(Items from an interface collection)
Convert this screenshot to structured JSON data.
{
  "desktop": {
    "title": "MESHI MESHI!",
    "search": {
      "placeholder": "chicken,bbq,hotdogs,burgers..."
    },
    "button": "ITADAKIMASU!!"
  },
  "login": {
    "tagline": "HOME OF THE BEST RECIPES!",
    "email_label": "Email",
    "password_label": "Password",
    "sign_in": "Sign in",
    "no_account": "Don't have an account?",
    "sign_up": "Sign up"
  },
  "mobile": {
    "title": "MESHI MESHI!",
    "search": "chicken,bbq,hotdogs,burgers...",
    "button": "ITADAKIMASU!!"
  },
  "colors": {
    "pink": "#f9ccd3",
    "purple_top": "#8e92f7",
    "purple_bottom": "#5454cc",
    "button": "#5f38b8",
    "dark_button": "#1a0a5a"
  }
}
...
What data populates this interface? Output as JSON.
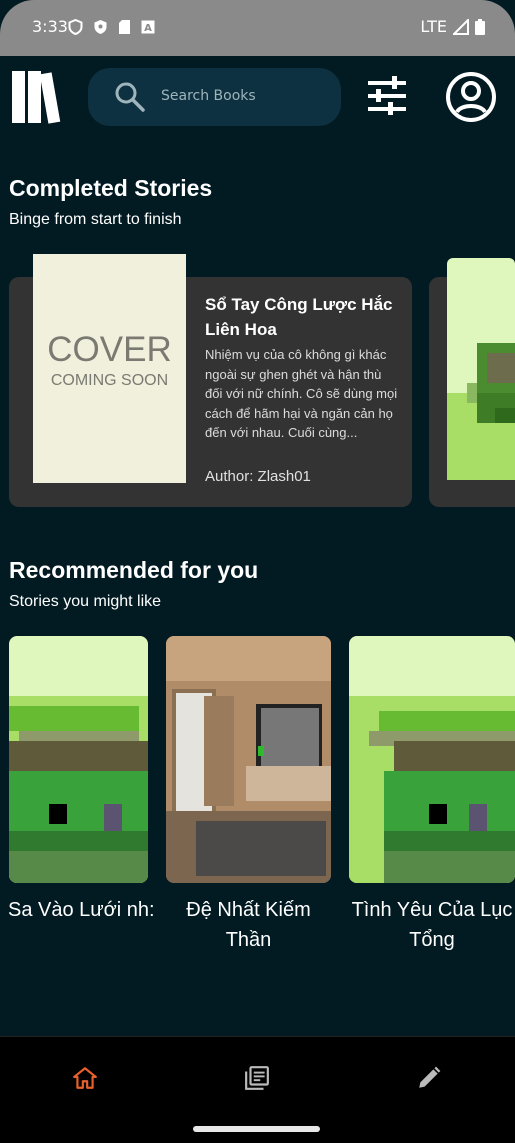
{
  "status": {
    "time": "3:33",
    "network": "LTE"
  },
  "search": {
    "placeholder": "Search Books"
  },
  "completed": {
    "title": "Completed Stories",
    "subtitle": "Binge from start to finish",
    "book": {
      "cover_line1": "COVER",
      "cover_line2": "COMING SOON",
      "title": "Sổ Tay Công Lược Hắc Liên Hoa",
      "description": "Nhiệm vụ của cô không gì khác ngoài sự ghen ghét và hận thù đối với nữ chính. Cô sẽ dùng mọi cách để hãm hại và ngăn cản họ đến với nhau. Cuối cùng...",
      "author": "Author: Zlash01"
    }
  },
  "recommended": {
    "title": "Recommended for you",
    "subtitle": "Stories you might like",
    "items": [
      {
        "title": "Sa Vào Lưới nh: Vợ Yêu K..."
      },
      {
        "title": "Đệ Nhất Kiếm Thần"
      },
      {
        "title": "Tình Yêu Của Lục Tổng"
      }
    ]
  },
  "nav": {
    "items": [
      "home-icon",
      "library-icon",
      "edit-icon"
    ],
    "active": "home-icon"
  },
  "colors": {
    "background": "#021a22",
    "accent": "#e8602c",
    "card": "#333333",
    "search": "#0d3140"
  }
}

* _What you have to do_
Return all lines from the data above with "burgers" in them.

* _Exercise solution_
      "placeholder": "chicken,bbq,hotdogs,burgers..."
    "search": "chicken,bbq,hotdogs,burgers...",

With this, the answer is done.